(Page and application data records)
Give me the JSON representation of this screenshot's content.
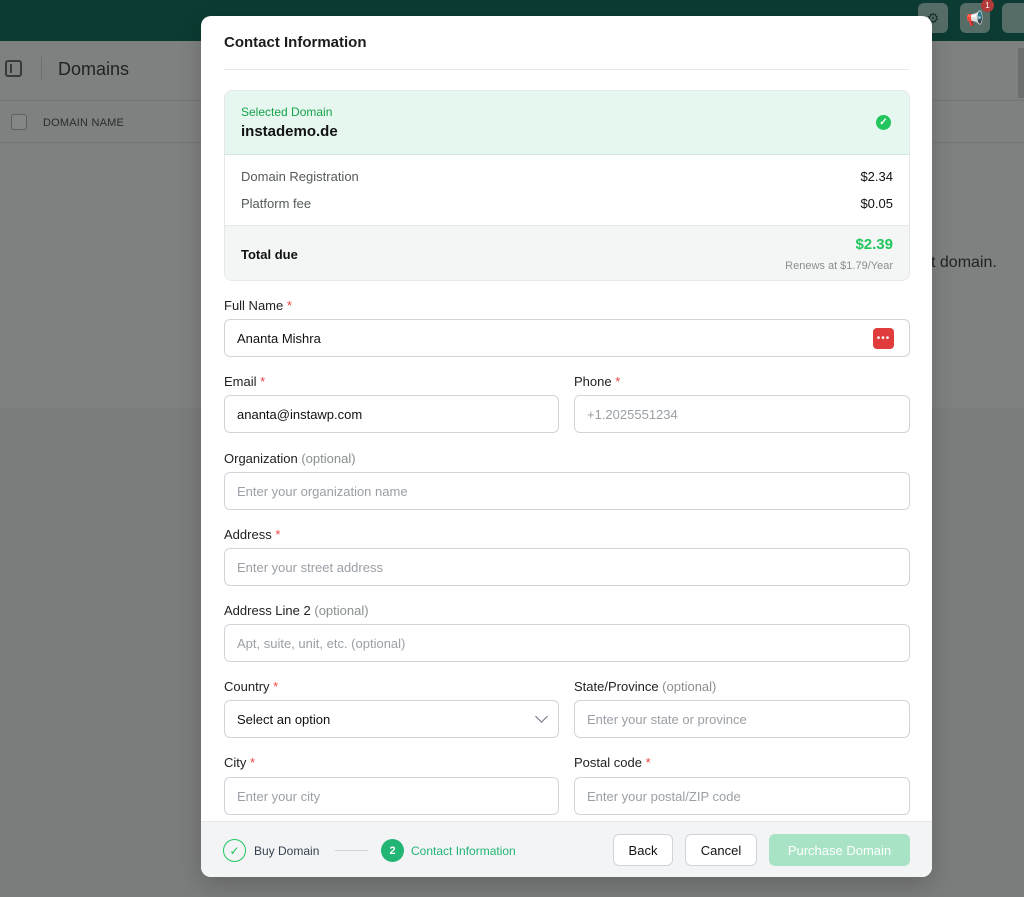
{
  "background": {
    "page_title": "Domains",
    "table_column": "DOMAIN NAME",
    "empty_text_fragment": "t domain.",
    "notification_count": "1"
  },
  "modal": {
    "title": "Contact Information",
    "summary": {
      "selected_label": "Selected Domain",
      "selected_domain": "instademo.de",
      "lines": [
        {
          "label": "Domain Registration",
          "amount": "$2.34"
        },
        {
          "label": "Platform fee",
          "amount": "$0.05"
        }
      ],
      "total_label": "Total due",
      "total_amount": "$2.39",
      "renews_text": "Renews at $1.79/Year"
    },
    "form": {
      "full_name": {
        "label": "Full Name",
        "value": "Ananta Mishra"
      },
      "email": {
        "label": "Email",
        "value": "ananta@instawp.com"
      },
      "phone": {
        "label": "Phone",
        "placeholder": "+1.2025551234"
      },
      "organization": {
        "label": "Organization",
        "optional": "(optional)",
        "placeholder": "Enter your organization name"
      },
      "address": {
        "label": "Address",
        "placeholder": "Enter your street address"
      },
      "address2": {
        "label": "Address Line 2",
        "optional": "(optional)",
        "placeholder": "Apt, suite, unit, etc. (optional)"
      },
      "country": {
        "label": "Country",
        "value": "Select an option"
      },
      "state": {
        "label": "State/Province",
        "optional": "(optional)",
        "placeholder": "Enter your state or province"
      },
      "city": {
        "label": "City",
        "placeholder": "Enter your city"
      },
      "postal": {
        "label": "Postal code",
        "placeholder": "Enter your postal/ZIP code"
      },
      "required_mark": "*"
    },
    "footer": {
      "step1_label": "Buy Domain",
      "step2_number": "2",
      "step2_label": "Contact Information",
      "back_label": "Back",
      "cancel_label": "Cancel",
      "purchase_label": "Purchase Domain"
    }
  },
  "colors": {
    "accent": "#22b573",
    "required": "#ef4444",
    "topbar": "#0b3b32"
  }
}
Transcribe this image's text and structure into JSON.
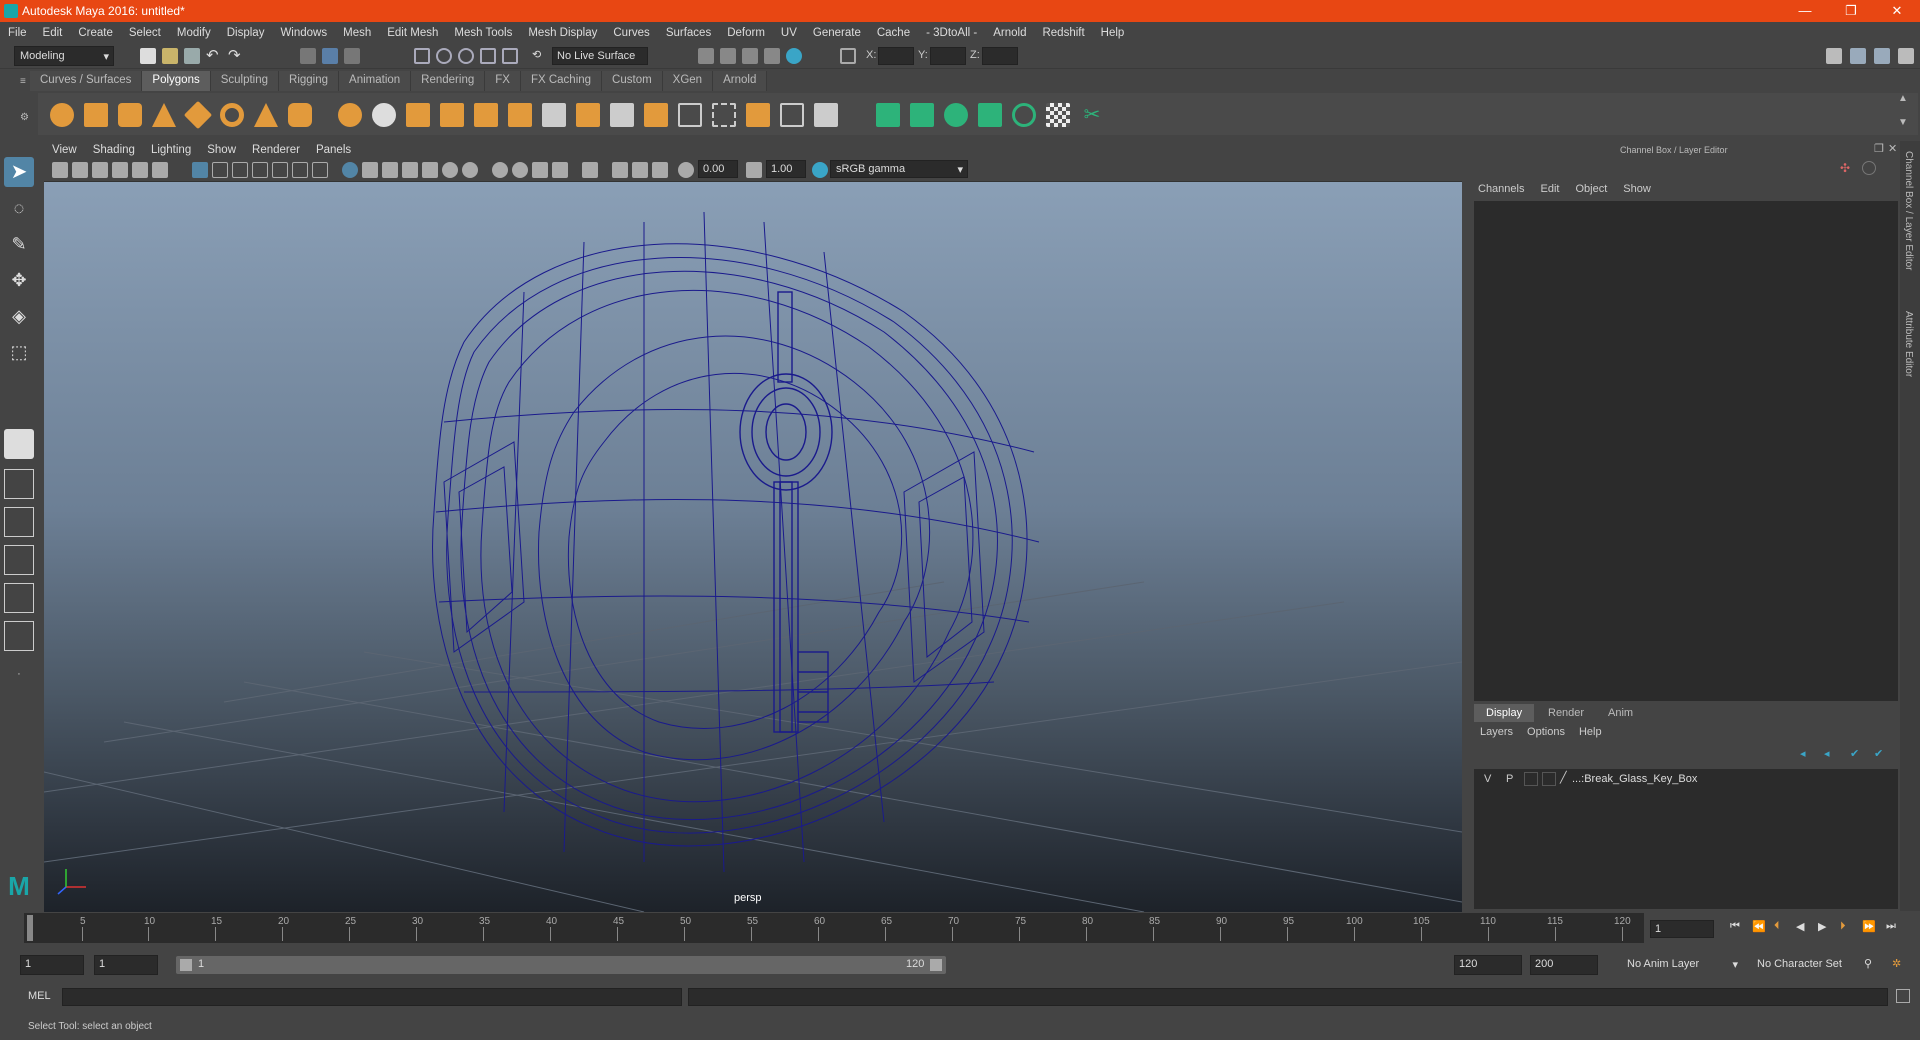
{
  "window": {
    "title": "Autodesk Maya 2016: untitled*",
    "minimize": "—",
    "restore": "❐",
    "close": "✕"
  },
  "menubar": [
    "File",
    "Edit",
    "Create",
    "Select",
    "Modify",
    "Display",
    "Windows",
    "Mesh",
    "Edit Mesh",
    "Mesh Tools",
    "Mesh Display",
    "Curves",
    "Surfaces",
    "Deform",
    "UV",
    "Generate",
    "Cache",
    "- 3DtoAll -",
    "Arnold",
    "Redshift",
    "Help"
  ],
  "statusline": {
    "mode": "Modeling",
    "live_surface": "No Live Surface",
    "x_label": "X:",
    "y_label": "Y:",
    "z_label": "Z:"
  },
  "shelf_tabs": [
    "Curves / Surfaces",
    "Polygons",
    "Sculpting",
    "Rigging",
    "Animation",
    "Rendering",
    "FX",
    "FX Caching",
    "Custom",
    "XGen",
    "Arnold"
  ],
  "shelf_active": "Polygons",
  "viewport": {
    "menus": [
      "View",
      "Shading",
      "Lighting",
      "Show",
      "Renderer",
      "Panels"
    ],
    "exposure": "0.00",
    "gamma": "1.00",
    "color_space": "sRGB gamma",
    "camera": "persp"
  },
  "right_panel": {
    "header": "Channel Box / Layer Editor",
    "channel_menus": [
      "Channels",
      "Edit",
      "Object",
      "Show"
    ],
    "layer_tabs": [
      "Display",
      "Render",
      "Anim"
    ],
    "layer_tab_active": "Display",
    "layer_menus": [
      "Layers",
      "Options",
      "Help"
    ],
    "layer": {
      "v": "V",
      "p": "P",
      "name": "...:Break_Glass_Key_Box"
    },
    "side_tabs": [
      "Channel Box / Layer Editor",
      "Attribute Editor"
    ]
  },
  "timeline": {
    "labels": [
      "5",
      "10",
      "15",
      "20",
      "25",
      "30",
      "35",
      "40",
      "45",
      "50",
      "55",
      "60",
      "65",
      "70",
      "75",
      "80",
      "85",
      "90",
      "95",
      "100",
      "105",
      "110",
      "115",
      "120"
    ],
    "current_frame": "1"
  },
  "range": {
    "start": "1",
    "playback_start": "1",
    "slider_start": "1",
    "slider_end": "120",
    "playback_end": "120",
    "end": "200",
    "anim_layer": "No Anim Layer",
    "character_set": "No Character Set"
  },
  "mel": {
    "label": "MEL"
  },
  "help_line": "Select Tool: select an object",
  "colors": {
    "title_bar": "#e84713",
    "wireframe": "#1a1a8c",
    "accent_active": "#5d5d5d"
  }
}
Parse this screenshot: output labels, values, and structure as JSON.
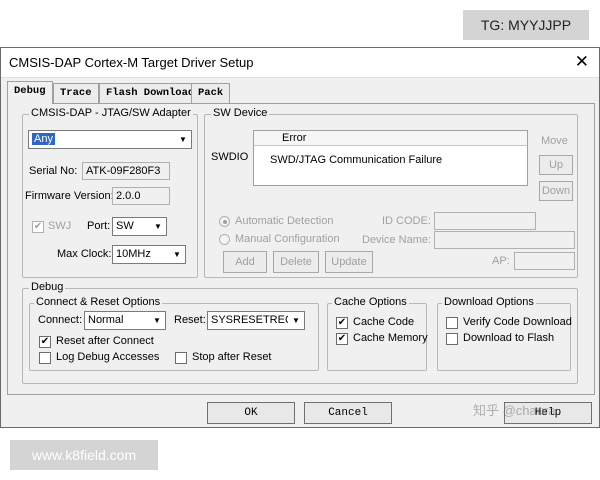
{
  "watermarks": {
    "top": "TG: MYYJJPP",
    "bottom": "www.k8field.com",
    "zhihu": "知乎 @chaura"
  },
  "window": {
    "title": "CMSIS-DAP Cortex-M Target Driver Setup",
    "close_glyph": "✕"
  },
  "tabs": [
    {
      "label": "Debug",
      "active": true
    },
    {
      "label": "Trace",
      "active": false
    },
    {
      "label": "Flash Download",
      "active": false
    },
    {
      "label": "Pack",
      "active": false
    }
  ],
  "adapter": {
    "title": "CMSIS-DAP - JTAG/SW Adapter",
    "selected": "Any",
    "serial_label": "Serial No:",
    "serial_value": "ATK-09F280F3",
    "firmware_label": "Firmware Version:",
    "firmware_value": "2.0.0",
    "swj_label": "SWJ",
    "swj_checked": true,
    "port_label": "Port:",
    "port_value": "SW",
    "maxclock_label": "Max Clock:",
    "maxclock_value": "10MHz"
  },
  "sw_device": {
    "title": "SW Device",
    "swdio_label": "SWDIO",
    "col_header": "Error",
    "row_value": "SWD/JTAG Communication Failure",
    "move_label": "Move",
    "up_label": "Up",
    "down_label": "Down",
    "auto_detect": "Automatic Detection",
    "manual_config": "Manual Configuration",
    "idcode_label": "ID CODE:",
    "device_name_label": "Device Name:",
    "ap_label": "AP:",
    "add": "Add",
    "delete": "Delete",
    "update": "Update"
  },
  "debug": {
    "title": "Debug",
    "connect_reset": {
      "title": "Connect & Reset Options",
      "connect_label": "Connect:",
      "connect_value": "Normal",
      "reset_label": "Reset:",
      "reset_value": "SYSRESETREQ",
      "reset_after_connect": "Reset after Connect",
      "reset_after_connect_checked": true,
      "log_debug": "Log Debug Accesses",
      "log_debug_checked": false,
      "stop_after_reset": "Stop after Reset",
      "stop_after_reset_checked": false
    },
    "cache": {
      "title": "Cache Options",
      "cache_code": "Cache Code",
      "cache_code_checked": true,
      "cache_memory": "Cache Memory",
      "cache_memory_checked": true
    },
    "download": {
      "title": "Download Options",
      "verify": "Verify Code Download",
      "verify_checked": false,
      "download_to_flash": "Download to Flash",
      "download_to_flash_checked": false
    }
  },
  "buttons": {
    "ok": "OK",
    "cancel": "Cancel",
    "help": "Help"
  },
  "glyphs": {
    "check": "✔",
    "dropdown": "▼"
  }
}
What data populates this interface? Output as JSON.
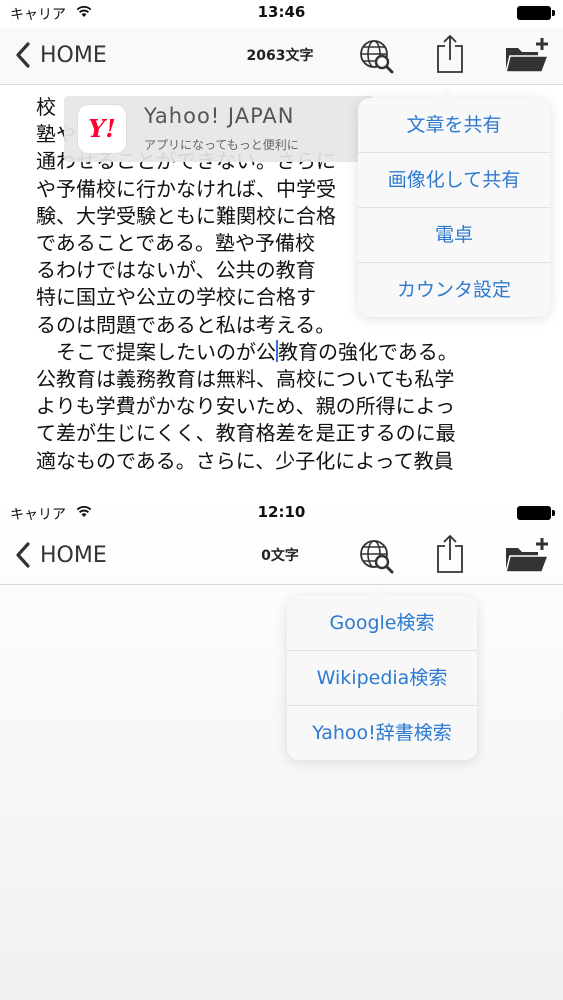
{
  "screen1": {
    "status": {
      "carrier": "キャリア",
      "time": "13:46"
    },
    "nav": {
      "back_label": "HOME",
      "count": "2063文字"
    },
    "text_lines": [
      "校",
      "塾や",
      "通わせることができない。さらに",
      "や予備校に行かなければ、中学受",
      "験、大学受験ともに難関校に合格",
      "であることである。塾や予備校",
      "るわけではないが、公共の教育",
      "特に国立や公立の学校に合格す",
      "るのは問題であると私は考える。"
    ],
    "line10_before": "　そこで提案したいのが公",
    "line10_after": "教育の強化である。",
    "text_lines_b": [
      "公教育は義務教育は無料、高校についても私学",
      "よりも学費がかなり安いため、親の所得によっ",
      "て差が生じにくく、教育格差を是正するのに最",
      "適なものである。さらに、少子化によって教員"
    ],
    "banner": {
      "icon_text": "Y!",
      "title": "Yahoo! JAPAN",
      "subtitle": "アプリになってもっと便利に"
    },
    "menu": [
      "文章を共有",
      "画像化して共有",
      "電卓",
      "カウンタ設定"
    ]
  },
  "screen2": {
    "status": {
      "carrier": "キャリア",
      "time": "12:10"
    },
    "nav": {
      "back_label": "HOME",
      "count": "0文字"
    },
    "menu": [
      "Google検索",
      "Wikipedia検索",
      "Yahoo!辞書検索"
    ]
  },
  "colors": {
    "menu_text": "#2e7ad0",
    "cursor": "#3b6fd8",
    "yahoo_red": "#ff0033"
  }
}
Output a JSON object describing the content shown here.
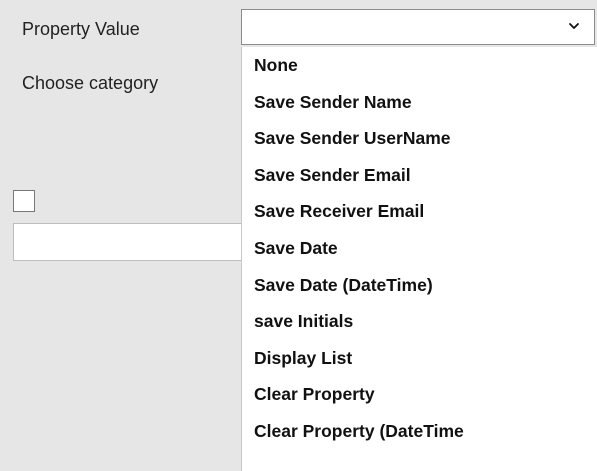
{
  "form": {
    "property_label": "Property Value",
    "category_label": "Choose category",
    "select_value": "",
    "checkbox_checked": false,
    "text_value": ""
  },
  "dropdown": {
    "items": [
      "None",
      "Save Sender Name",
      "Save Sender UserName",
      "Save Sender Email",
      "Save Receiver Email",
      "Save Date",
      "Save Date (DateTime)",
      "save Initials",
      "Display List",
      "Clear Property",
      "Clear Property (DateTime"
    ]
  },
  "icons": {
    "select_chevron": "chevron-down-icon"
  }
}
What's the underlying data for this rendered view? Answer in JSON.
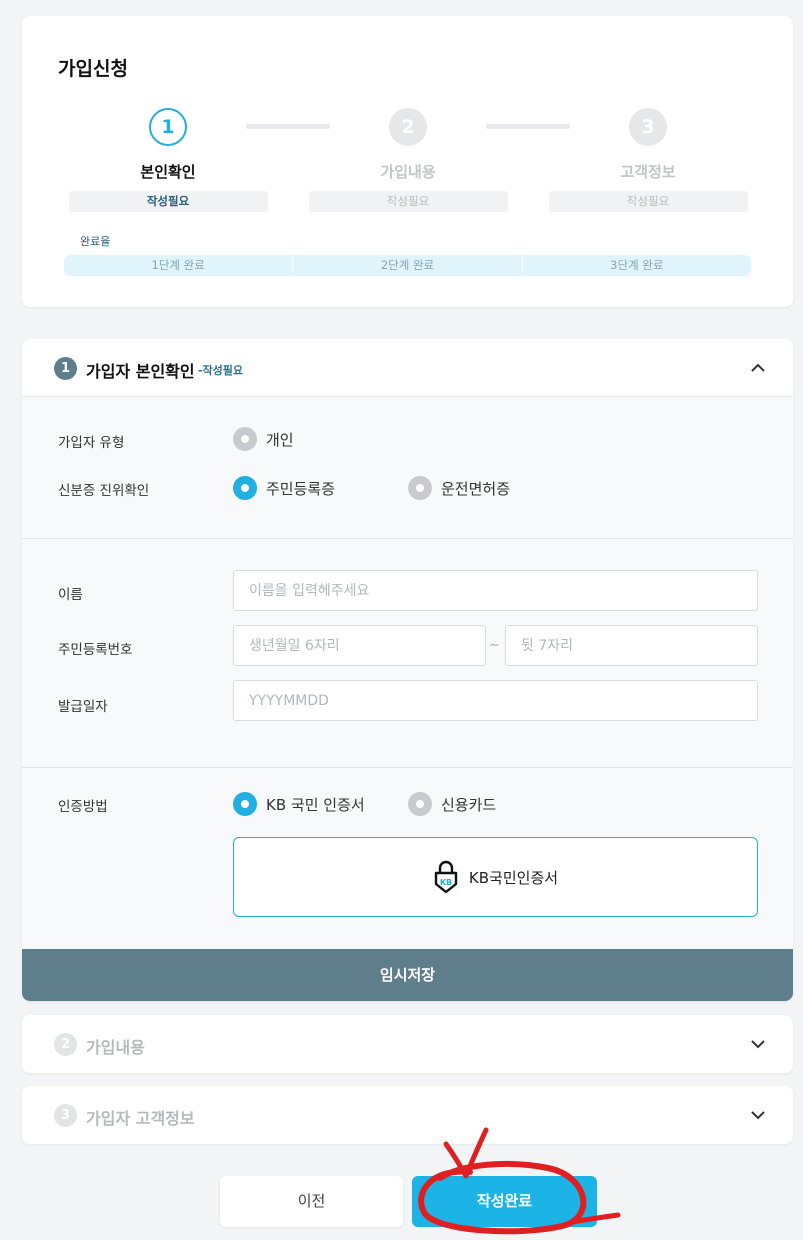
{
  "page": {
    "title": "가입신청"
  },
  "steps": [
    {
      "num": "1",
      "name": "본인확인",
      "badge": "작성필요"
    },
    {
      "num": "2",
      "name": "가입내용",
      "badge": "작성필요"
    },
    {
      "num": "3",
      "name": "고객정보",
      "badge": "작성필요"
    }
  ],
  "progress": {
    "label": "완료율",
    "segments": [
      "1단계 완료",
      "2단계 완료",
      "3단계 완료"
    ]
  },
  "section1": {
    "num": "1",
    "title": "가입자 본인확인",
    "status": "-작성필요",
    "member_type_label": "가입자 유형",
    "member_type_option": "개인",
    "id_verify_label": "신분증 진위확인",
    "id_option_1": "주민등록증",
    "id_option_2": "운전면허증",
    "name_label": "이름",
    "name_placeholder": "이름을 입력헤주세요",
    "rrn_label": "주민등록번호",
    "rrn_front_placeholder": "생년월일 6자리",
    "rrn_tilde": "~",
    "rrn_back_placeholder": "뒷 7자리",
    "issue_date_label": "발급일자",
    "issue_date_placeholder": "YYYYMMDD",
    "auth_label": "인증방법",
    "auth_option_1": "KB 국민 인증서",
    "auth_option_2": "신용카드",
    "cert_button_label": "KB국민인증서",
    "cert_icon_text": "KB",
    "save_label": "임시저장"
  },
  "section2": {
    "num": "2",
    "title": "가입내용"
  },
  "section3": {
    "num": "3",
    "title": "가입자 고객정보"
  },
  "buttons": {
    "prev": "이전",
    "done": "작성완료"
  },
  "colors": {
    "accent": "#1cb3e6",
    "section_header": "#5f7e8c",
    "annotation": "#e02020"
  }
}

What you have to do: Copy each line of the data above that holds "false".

Expected output:
      "active": false
      "active": false
      "active": false
      "log_debug_checked": false,
      "stop_after_reset_checked": false
      "verify_checked": false,
      "download_to_flash_checked": false
    "checkbox_checked": false,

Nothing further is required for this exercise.